Would the medical profession allowed unqualified staff?

“Don’t worry sir, I’m fully unqualified! I’m good with people though and ...... I used to cut hair for a living, so you have nothing to fear. How hard can this medical thing be?”
Image: © Joel Calheiros - Fotolia.com

The industry needs to think about standardising on acceptable criteria for practicing in this field. I would propose that people wanting to employ someone in our industry insists on a CISSP certification as a minimum benchmark certification, as it demonstrates many of the areas previously discussed – such as taking a holistic view, relevant experience, and it encourages and requires constant improvement and education. It also demonstrates a commitment to the industry. Getting information security wrong can have a really serious impact on your business, and it certainly isn’t about just selling security solutions as a quick ‘fix’. I would also urge organisations to ensure that people at all levels are qualified – from CISO/ CIO & CTO down: it’s not good enough to ensure your junior staff are qualified whilst your security leaders are not – lead by example.

Changes to Legislation Are Required

I both welcome and support a change in the law to include mandatory breach notification for the UK – as is already the case in US states such as California. I would like to see also as part of filing a company’s annual accounts or statutory annual return a list of security measures they are taking / will be undertaking to safeguard personal data in their organisation. If there’s a statutory requirement to report annual financial accounts, why not something (albeit more sophisticated) in place for information security as well? If people have to sign off on security measures that subsequently turn out to be false or inadequate (and face subsequent prosecution), it may just make boards wake up that inaction is not an option and that people’s data and privacy is something we value as a society.
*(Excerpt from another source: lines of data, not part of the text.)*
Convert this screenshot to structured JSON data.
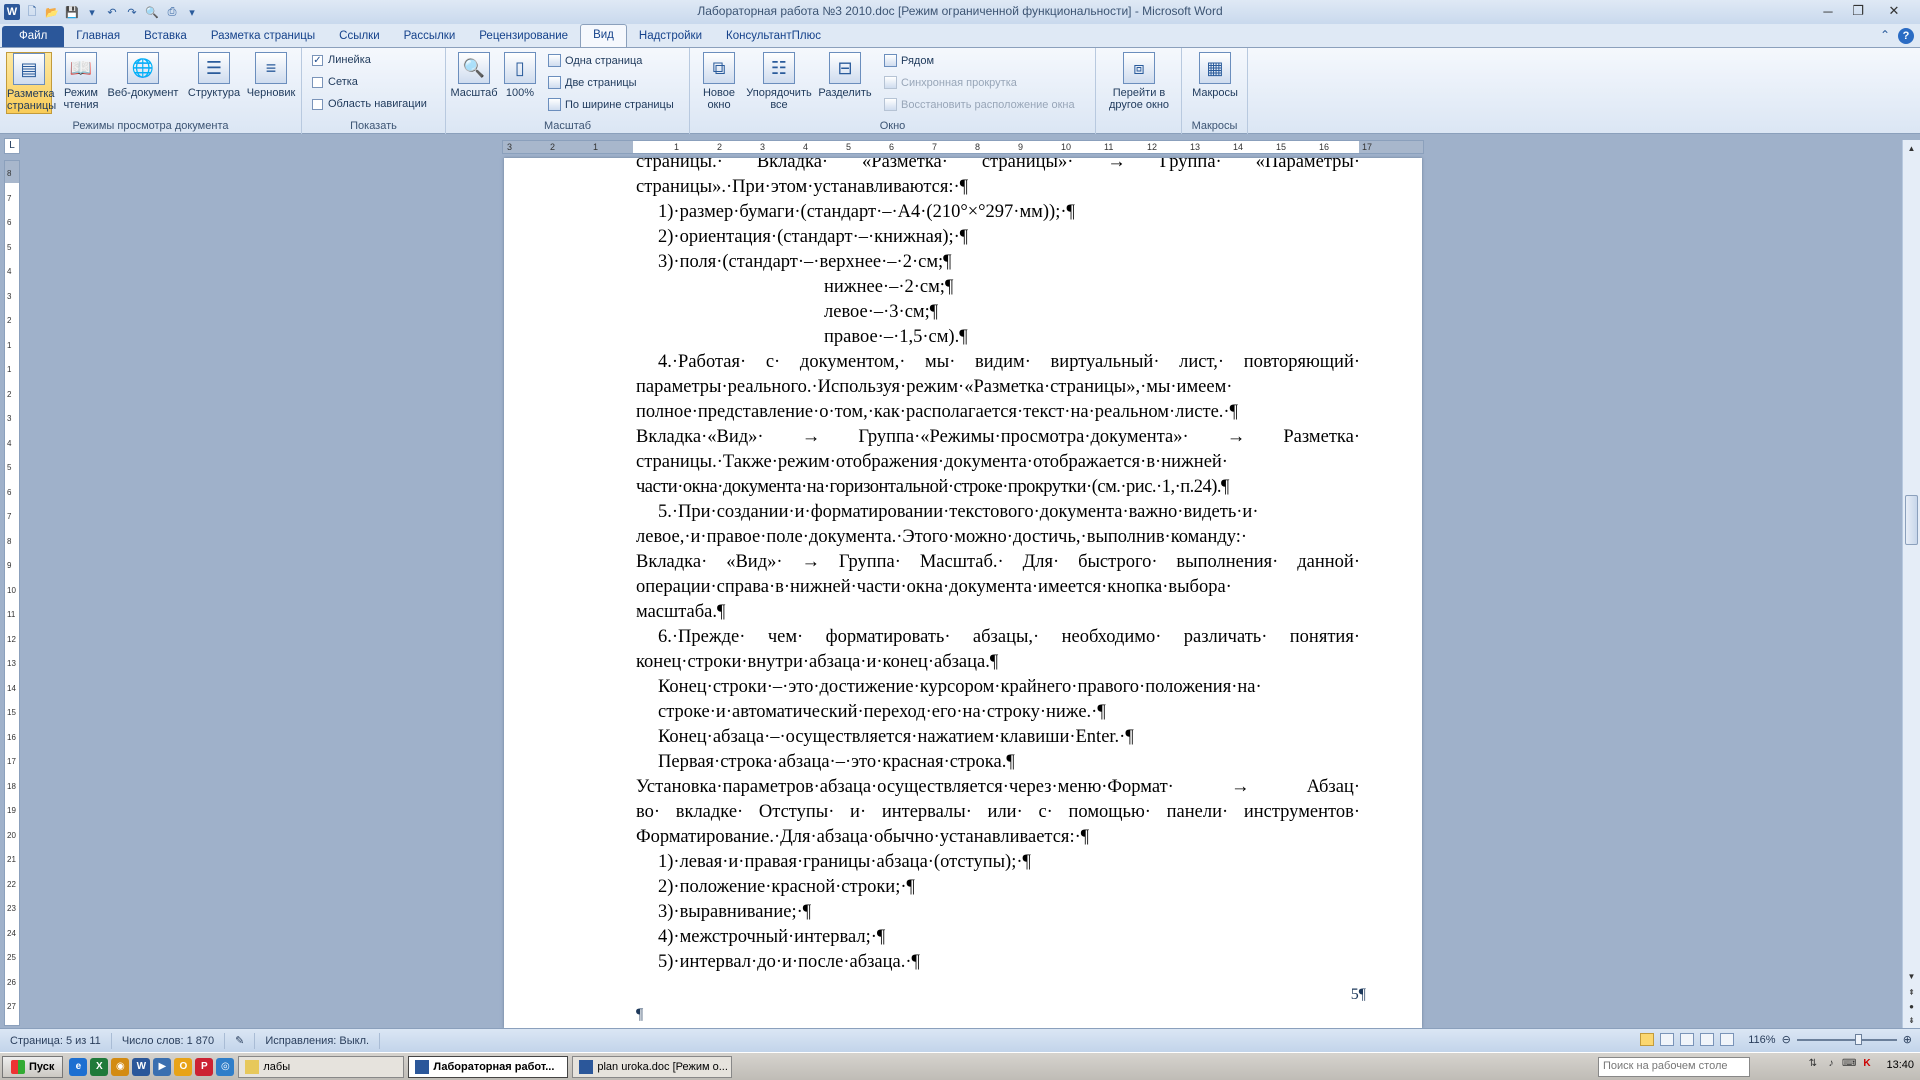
{
  "window": {
    "title": "Лабораторная работа №3 2010.doc [Режим ограниченной функциональности] - Microsoft Word"
  },
  "tabs": [
    "Файл",
    "Главная",
    "Вставка",
    "Разметка страницы",
    "Ссылки",
    "Рассылки",
    "Рецензирование",
    "Вид",
    "Надстройки",
    "КонсультантПлюс"
  ],
  "ribbon": {
    "groups": {
      "views": "Режимы просмотра документа",
      "show": "Показать",
      "zoom": "Масштаб",
      "window": "Окно",
      "macros": "Макросы"
    },
    "views": {
      "print_layout": "Разметка страницы",
      "reading": "Режим чтения",
      "web": "Веб-документ",
      "outline": "Структура",
      "draft": "Черновик"
    },
    "show": {
      "ruler": "Линейка",
      "grid": "Сетка",
      "navigation": "Область навигации"
    },
    "zoom": {
      "zoom": "Масштаб",
      "percent": "100%",
      "one_page": "Одна страница",
      "two_pages": "Две страницы",
      "page_width": "По ширине страницы"
    },
    "window": {
      "new_window": "Новое окно",
      "arrange_all": "Упорядочить все",
      "split": "Разделить",
      "side_by_side": "Рядом",
      "sync_scroll": "Синхронная прокрутка",
      "reset_position": "Восстановить расположение окна",
      "switch_windows": "Перейти в другое окно"
    },
    "macros": {
      "macros": "Макросы"
    }
  },
  "ruler_ticks": [
    "3",
    "2",
    "1",
    "1",
    "2",
    "3",
    "4",
    "5",
    "6",
    "7",
    "8",
    "9",
    "10",
    "11",
    "12",
    "13",
    "14",
    "15",
    "16",
    "17"
  ],
  "vruler_ticks": [
    "8",
    "7",
    "6",
    "5",
    "4",
    "3",
    "2",
    "1",
    "1",
    "2",
    "3",
    "4",
    "5",
    "6",
    "7",
    "8",
    "9",
    "10",
    "11",
    "12",
    "13",
    "14",
    "15",
    "16",
    "17",
    "18",
    "19",
    "20",
    "21",
    "22",
    "23",
    "24",
    "25",
    "26",
    "27"
  ],
  "document": {
    "lines": [
      "страницы.· Вкладка· «Разметка· страницы»· → Группа· «Параметры·",
      "страницы».·При·этом·устанавливаются:·¶",
      "1)·размер·бумаги·(стандарт·–·А4·(210°×°297·мм));·¶",
      "2)·ориентация·(стандарт·–·книжная);·¶",
      "3)·поля·(стандарт·–·верхнее·–·2·см;¶",
      "нижнее·–·2·см;¶",
      "левое·–·3·см;¶",
      "правое·–·1,5·см).¶",
      "4.·Работая· с· документом,· мы· видим· виртуальный· лист,· повторяющий·",
      "параметры·реального.·Используя·режим·«Разметка·страницы»,·мы·имеем·",
      "полное·представление·о·том,·как·располагается·текст·на·реальном·листе.·¶",
      "Вкладка·«Вид»· → Группа·«Режимы·просмотра·документа»· → Разметка·",
      "страницы.·Также·режим·отображения·документа·отображается·в·нижней·",
      "части·окна·документа·на·горизонтальной·строке·прокрутки·(см.·рис.·1,·п.24).¶",
      "5.·При·создании·и·форматировании·текстового·документа·важно·видеть·и·",
      "левое,·и·правое·поле·документа.·Этого·можно·достичь,·выполнив·команду:·",
      "Вкладка· «Вид»· → Группа· Масштаб.· Для· быстрого· выполнения· данной·",
      "операции·справа·в·нижней·части·окна·документа·имеется·кнопка·выбора·",
      "масштаба.¶",
      "6.·Прежде· чем· форматировать· абзацы,· необходимо· различать· понятия·",
      "конец·строки·внутри·абзаца·и·конец·абзаца.¶",
      "Конец·строки·–·это·достижение·курсором·крайнего·правого·положения·на·",
      "строке·и·автоматический·переход·его·на·строку·ниже.·¶",
      "Конец·абзаца·–·осуществляется·нажатием·клавиши·Enter.·¶",
      "Первая·строка·абзаца·–·это·красная·строка.¶",
      "Установка·параметров·абзаца·осуществляется·через·меню·Формат· → Абзац·",
      "во· вкладке· Отступы· и· интервалы· или· с· помощью· панели· инструментов·",
      "Форматирование.·Для·абзаца·обычно·устанавливается:·¶",
      "1)·левая·и·правая·границы·абзаца·(отступы);·¶",
      "2)·положение·красной·строки;·¶",
      "3)·выравнивание;·¶",
      "4)·межстрочный·интервал;·¶",
      "5)·интервал·до·и·после·абзаца.·¶"
    ],
    "page_number": "5¶",
    "trailing_mark": "¶"
  },
  "status": {
    "page": "Страница: 5 из 11",
    "words": "Число слов: 1 870",
    "track": "Исправления: Выкл.",
    "zoom": "116%"
  },
  "taskbar": {
    "start": "Пуск",
    "folder": "лабы",
    "task1": "Лабораторная работ...",
    "task2": "plan uroka.doc [Режим о...",
    "search_placeholder": "Поиск на рабочем столе",
    "clock": "13:40"
  }
}
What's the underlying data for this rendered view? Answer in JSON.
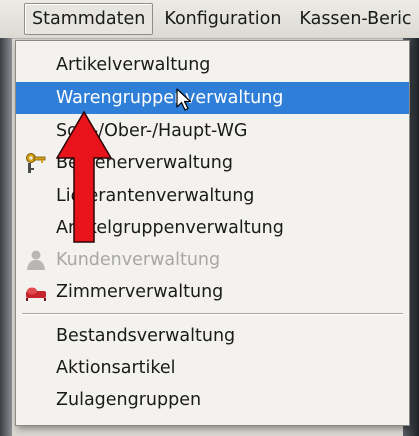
{
  "menubar": {
    "items": [
      {
        "label": "Stammdaten"
      },
      {
        "label": "Konfiguration"
      },
      {
        "label": "Kassen-Beric"
      }
    ]
  },
  "dropdown": {
    "items": [
      {
        "label": "Artikelverwaltung"
      },
      {
        "label": "Warengruppenverwaltung",
        "state": "highlighted"
      },
      {
        "label": "Sort-/Ober-/Haupt-WG"
      },
      {
        "label": "Bedienerverwaltung",
        "icon": "keys-icon"
      },
      {
        "label": "Lieferantenverwaltung"
      },
      {
        "label": "Artikelgruppenverwaltung"
      },
      {
        "label": "Kundenverwaltung",
        "state": "disabled",
        "icon": "customer-icon"
      },
      {
        "label": "Zimmerverwaltung",
        "icon": "bed-icon"
      },
      {
        "label": "Bestandsverwaltung"
      },
      {
        "label": "Aktionsartikel"
      },
      {
        "label": "Zulagengruppen"
      }
    ]
  },
  "annotation": {
    "arrow_color": "#e8141b",
    "highlight_color": "#2f7fd8"
  }
}
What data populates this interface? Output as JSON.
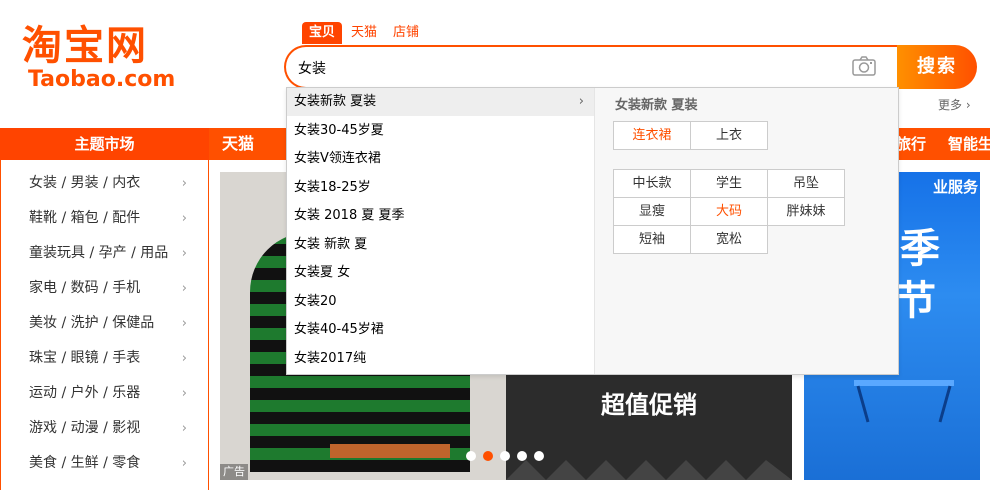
{
  "logo": {
    "cn": "淘宝网",
    "en": "Taobao.com"
  },
  "search": {
    "tabs": [
      "宝贝",
      "天猫",
      "店铺"
    ],
    "query": "女装",
    "button": "搜索",
    "camera_icon": "camera-icon"
  },
  "more": "更多",
  "nav": {
    "theme": "主题市场",
    "tmall": "天猫",
    "travel": "旅行",
    "smart": "智能生"
  },
  "categories": [
    "女装 / 男装 / 内衣",
    "鞋靴 / 箱包 / 配件",
    "童装玩具 / 孕产 / 用品",
    "家电 / 数码 / 手机",
    "美妆 / 洗护 / 保健品",
    "珠宝 / 眼镜 / 手表",
    "运动 / 户外 / 乐器",
    "游戏 / 动漫 / 影视",
    "美食 / 生鲜 / 零食"
  ],
  "suggestions": [
    "女装新款 夏装",
    "女装30-45岁夏",
    "女装V领连衣裙",
    "女装18-25岁",
    "女装 2018 夏 夏季",
    "女装 新款 夏",
    "女装夏 女",
    "女装20",
    "女装40-45岁裙",
    "女装2017纯"
  ],
  "panel": {
    "title": "女装新款 夏装",
    "group1": [
      "连衣裙",
      "上衣"
    ],
    "group2": [
      "中长款",
      "学生",
      "吊坠",
      "显瘦",
      "大码",
      "胖妹妹",
      "短袖",
      "宽松"
    ]
  },
  "banners": {
    "ad_tag": "广告",
    "promo": "超值促销",
    "right_top": "业服务",
    "right_big1": "季",
    "right_big2": "节"
  },
  "carousel": {
    "count": 5,
    "active_index": 1
  },
  "colors": {
    "brand": "#ff5000",
    "highlight": "#eeeeee"
  }
}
Granted, this alone isn’t going to be a panacea or an easy thing to legislate (a one size fits all policy for all organisations is not appropriate in terms of their obligations – but then we already accommodate different annual accounting requirements with the Companies Act of 2006 for different sized organisations).

Without enforcement, legislation alone is unlikely to succeed in changing culture. I would also like to see stiffer penalties for breaches of section 55 of the Data Protection Act enforced in the UK. In May 2006, the Information Commissioner in the UK published a report “What Price Privacy?” which uncovered the illegal trade in personal information, with a follow-up report published 6 months later. The act of blagging, (which has been the root of all the problems with the phone hacking scandal) is a criminal offence under section 55 of the Data Protection Act 1998. Currently, however, it carries a fine of up to £5,000 in a Magistrate’s Court but does not include a custodial sentence. Whilst Section 77 of the Criminal Justice and Immigration Act 2008 (CJIA) subsequently included provision for a custodial sentence of up to two years, this provision cannot come into effect until the Secretary of State makes a relevant order. Whilst the recent phone hacking scandal has focused on some journalists using blagging to obtain personal information, the “What Price Privacy?” report of 2006 showed the practice is far from confined to the journalism sector – this is just the visible tip of a much bigger iceberg lurking below – and I urge people to read that report from the ICO.

To conclude, whilst I don’t share the pessimism of some in the industry by the same token I’m not complacent either in thinking that there isn’t much still to be done: both in changing and enforcing the law, educating both board members and employees and ensuring the industry thinks holistically as individuals and organisations.

Phil Stewart is Director of Excelgate Consulting and Director of External Communications, ISSA UK